# What you are asked to do
Search the records for the string "Config" and copy every line where it turns up.

(Excerpts from an interface dataset)
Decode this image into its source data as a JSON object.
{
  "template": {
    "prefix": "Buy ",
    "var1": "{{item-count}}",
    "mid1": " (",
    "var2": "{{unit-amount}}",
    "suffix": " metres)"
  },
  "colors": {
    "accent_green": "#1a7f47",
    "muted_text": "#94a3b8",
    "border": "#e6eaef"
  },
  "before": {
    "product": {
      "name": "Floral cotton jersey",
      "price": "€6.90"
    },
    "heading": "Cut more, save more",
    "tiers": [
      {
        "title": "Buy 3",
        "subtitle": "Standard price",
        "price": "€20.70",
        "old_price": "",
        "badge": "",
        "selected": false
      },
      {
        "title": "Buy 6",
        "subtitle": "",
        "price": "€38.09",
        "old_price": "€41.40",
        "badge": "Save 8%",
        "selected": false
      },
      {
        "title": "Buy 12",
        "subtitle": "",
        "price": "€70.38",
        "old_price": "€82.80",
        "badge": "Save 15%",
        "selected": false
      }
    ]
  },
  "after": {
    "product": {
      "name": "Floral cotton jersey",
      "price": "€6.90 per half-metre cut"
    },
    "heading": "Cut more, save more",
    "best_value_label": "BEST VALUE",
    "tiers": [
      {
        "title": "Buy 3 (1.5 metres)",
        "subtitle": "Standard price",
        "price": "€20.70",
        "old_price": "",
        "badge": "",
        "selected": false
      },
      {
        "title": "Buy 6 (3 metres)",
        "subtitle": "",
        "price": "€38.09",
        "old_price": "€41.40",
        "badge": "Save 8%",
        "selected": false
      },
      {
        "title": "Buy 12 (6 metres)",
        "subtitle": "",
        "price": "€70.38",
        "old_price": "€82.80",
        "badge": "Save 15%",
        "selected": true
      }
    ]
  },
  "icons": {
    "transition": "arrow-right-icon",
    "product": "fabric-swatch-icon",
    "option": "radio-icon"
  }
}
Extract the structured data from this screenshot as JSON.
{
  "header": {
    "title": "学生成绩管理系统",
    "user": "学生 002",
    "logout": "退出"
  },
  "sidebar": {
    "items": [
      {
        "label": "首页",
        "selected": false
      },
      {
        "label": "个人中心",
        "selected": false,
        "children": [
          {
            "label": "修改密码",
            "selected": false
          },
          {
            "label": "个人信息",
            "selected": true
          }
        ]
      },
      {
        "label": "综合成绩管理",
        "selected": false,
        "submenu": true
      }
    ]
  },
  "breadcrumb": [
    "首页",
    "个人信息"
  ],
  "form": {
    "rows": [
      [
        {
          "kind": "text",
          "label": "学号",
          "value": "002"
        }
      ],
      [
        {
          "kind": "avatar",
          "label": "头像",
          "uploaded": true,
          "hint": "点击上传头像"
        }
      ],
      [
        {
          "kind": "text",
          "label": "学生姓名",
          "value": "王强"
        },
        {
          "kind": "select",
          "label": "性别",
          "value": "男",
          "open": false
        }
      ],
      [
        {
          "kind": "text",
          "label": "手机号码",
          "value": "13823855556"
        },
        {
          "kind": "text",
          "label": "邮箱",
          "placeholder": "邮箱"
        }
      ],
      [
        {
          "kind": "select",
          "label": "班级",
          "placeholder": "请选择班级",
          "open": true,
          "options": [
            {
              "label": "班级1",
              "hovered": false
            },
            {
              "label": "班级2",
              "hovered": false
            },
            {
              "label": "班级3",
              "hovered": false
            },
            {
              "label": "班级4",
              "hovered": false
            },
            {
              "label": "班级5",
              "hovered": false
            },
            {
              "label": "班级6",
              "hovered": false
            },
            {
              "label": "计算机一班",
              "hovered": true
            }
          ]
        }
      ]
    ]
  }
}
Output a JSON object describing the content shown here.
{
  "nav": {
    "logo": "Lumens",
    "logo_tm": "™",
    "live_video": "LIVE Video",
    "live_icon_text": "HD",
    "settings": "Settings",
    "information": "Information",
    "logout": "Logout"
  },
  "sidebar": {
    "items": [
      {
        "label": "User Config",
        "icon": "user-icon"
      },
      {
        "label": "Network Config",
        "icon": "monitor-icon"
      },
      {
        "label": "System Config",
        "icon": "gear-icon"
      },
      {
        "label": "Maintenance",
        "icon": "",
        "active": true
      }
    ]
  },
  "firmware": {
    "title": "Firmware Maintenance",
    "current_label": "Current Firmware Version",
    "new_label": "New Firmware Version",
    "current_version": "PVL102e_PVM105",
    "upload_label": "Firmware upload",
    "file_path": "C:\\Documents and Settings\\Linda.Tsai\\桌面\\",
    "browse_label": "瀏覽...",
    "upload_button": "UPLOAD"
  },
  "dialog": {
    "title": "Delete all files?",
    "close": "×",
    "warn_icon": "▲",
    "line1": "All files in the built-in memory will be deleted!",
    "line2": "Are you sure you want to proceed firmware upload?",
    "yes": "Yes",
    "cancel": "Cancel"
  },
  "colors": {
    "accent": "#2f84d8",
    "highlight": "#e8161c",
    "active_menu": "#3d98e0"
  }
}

# Exercise result
        "label": "User Config",
        "label": "Network Config",
        "label": "System Config",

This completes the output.